“It’s never just a game when you’re winning.” – George Carlin
Intense? Feeling driven? Doing something with success is way cool. What about when you start to put others down because of it? Where is the line between enjoying something and obsessively driving to win? There is always that quantum moment when you cross over from “Wow, I’m good at this!” or “I am loving this!” to “Damn if I’ll let her steal my thunder!”
It can be so great. It assists us to greater heights. Competition makes you better at your job. It helps keep you sharp.
It can be so awful. Competition can lay on you like a 3 ton stone. It can hurt your soul. It can drive you mercilessly.
Or can it?
What if the thing that lays on you like a 3 ton stone or drives you mercilessly is your own ego?
We live in a world that is, by its very nature, competitive. Animals compete for food. We compete for jobs or attention. So, rather than running away from it, perhaps we are here to learn to live peaceably within this source of power and irritation.
I think the first thing to do is recognize and accept in myself the times when competition becomes detrimental within my own psyche. That is, of course, easy to write – hard to achieve.
I have been attempting to live in this rarefied atmosphere by reducing distractions, writing in my journal at night before I go to bed to help me process my day, using silence and stillness to assess. I’ve now gotten to the point that I look forward to my quiet morning when my husband is still asleep and I’m up puttering about. I look forward to ‘walks and thinks’. I’ve been identifying where I make the turn from happily achieving something to feeling like I MUST do (for whatever reason my ego dishes up to keep me in line).

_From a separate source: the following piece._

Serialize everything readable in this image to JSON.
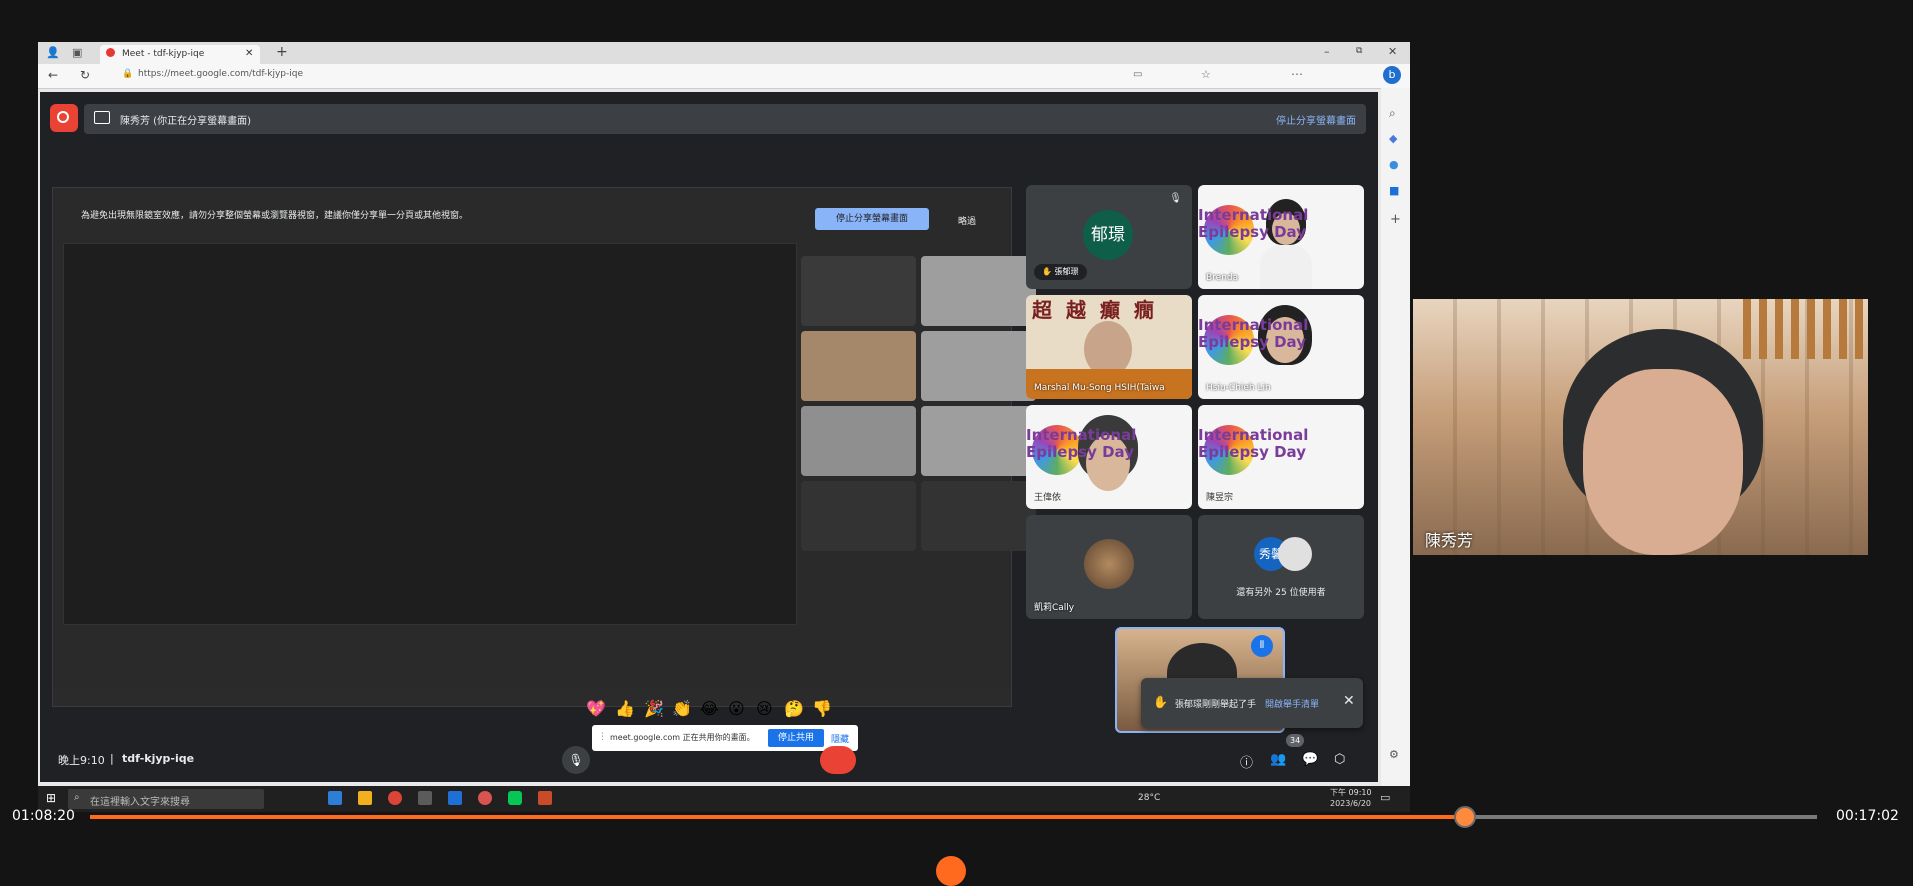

I think the next thing to do is create some coping skills; you know, exercise my emotion-muscles. Being emotionally fragile is not something you want to go through life saddled with if you can do something about it. I think we often assume that we are at the mercy of our egos or emotions. I think we forget that they belong to us, we don’t belong to them. So I try working out ways with each situation that I could move to a state of peace while still achieving my goal. I often find myself thinking at these times of ways to release my ego and just be happy and enjoy the thing I’m doing.
When I retired from my job, a friend who is an attorney asked me how I could give up the prestige of the position much less the money. I told her that I didn’t really have an ego problem when it came to making money. Later, her words came back to me. Why didn’t I have an ego problem when it came to money or the power that went with it?
So I’ve been thinking about where my ego pops up and acts like a Tasmanian Devil, snarling and slobbering and threatening; and where I’m more like a swan gliding across a lake – free of the chains of my ego. So far, it seems my ego is more active when I’m doing things that made me special in my earlier years. When I’m doing things that set me apart at an older time in my life, my ego doesn’t seem to have noticed that and is off somewhere planning its next assault on my activities from teenhood.
It’s interesting and I don’t have a clear answer yet, but perhaps my observations will help you on your way as well. Where does your ego start to snarl? Why?
Do the things you love, do the things you’re good at. Take joy in your skills. And when you start to feel driven, experiment with stillness and silence.
And listen to what comes to you. It might the answer you’ve been waiting for your whole life.